Tips for making decisions


Very interesting article in NY Times When You Don’t Do What You Meant To, and Don’t Know Why


A long article if you don't like to read in full, these are some of the highlights of the article:
We let emotions play too big a role. They can be set off by situations unrelated to the event. If you’re going on a first date, for example, Professor Gino said, and get caught in traffic, you may feel angry and that can spill over into your date. You may decide it was just a bad match, rather than reflecting on the mood you were in when you arrived.
Most of us tend to be overly optimistic about the future and about own abilities and attributes. The Heaths cite studies showing that doctors who reckoned they were “completely certain” about a diagnosis were wrong 40 percent of the time.
I liked even more a 1997 survey conducted by U.S. News & World Report of 1,000 people, cited by Professor Gino, about who was most likely to get into heaven. Michael Jordan had a 65 percent chance, Mother Teresa a 79 percent chance. But 87 percent of the survey takers decided they were the ones most likely to go to heaven.
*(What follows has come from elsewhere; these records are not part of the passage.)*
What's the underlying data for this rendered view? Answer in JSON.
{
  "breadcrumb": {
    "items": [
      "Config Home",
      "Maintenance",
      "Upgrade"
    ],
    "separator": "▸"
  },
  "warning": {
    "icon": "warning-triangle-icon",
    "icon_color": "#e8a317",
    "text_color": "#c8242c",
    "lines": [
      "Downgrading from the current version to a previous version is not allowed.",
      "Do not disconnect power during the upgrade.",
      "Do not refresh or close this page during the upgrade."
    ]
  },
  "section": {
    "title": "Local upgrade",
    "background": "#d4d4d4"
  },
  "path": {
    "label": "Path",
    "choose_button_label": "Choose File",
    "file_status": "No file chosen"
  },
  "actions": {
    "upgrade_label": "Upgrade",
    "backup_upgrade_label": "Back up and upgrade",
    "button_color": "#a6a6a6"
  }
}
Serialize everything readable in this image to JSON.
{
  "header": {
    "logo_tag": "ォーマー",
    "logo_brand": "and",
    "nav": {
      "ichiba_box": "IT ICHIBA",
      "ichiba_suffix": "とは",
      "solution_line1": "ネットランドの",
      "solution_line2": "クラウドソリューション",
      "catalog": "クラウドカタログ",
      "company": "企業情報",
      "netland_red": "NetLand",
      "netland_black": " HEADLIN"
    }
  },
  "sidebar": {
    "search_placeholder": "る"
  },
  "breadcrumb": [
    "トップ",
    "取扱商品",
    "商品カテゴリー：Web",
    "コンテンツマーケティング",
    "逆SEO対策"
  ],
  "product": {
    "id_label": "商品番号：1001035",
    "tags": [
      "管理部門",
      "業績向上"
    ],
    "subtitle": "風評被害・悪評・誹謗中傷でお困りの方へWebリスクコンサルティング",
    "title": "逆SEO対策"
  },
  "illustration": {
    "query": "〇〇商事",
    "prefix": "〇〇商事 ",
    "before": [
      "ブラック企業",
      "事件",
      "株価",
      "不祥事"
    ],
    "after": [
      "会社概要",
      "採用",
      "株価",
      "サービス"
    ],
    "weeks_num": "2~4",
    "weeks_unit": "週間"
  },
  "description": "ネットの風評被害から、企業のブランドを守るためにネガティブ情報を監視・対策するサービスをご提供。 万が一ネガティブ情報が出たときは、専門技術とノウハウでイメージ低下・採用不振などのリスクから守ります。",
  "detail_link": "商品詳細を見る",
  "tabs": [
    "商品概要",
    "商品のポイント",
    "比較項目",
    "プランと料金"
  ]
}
So we’re overconfident, emotional and irrational. What do we do about it?


  • Take your emotional temperature. Try to be more aware of where your emotions are coming from and how, even if seemingly irrelevant, they may be clouding your decision.
  • think about a difficult decision is to consider what you would recommend to your best friend.
  • when making decisions is that we should not fear regret too much
  • tend to overemphasize how much regret we are going to feel
So as much as possible, think about your decisions carefully, dispassionately and with as much valid information as possible. Look to sources you normally would not. Question your own beliefs and confidence. And then go for it. If you regret it, well, there’s always another decision waiting to be made.